▸ Exercise description: Could you repeat the records below exactly, leaving the pictures out?

▸ Data provided:
● ● ●
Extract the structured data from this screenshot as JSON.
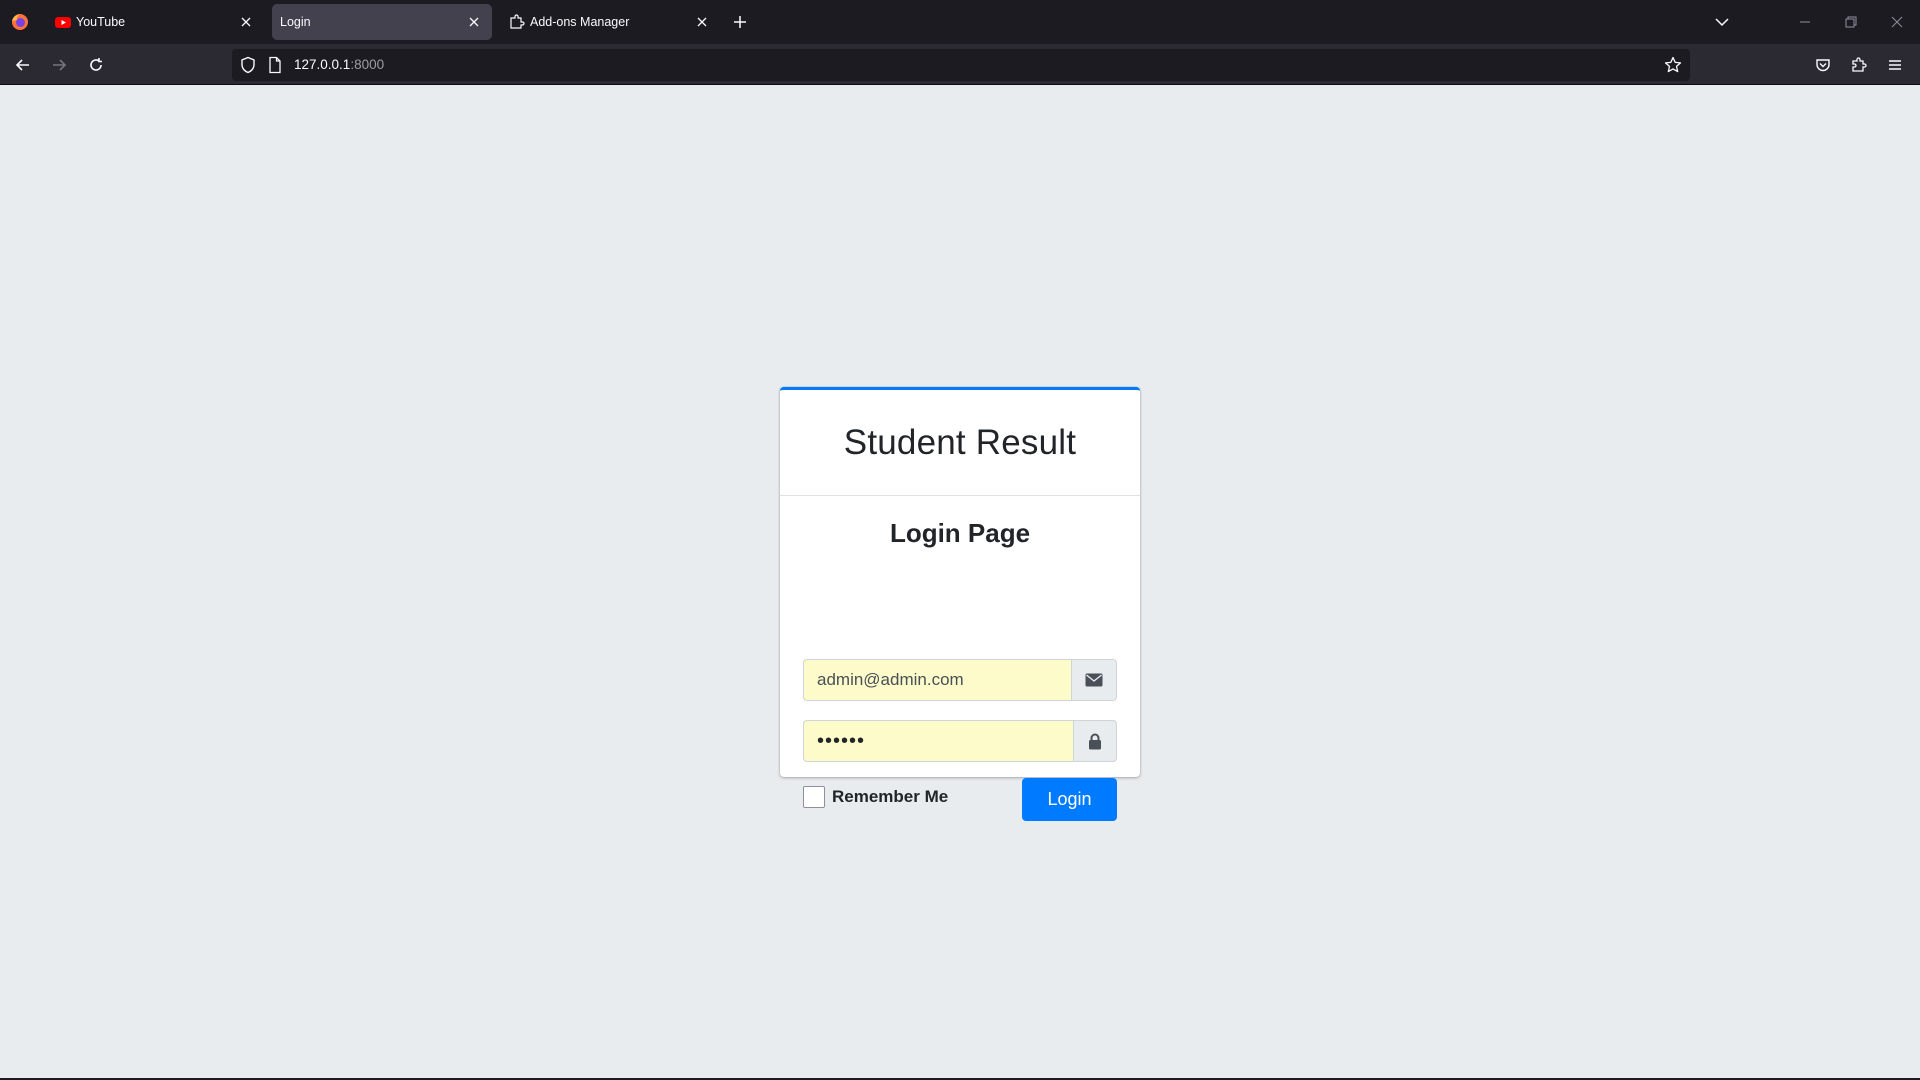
{
  "browser": {
    "tabs": [
      {
        "title": "YouTube",
        "icon": "youtube-icon",
        "active": false
      },
      {
        "title": "Login",
        "icon": "",
        "active": true
      },
      {
        "title": "Add-ons Manager",
        "icon": "puzzle-icon",
        "active": false
      }
    ],
    "url": {
      "host": "127.0.0.1",
      "port": ":8000"
    }
  },
  "page": {
    "brand": "Student Result",
    "login_title": "Login Page",
    "email_value": "admin@admin.com",
    "password_value": "••••••",
    "remember_label": "Remember Me",
    "login_button": "Login"
  },
  "colors": {
    "accent": "#007bff",
    "page_bg": "#e9ecef",
    "autofill_bg": "#fdfbc9",
    "chrome_bg": "#1c1b22"
  }
}
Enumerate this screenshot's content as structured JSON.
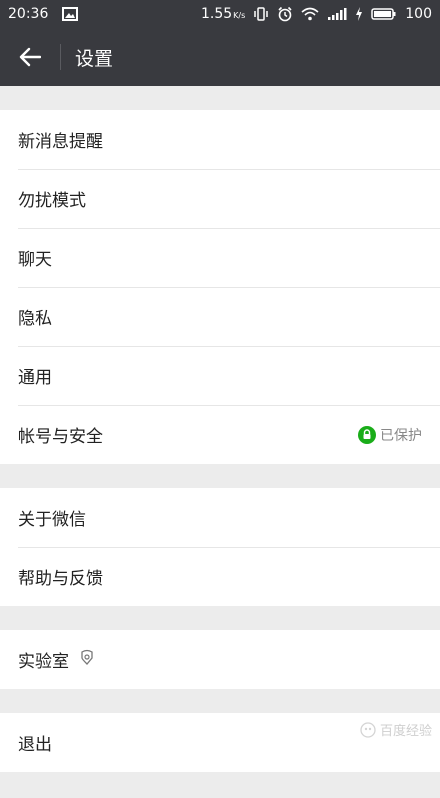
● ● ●
▸ Expected answer:
Extract the structured data from this screenshot as JSON.
{
  "browser": {
    "tabs": [
      {
        "title": "YouTube",
        "icon": "youtube-icon",
        "active": false
      },
      {
        "title": "Login",
        "icon": "",
        "active": true
      },
      {
        "title": "Add-ons Manager",
        "icon": "puzzle-icon",
        "active": false
      }
    ],
    "url": {
      "host": "127.0.0.1",
      "port": ":8000"
    }
  },
  "page": {
    "brand": "Student Result",
    "login_title": "Login Page",
    "email_value": "admin@admin.com",
    "password_value": "••••••",
    "remember_label": "Remember Me",
    "login_button": "Login"
  },
  "colors": {
    "accent": "#007bff",
    "page_bg": "#e9ecef",
    "autofill_bg": "#fdfbc9",
    "chrome_bg": "#1c1b22"
  }
}
Enumerate this screenshot's content as structured JSON.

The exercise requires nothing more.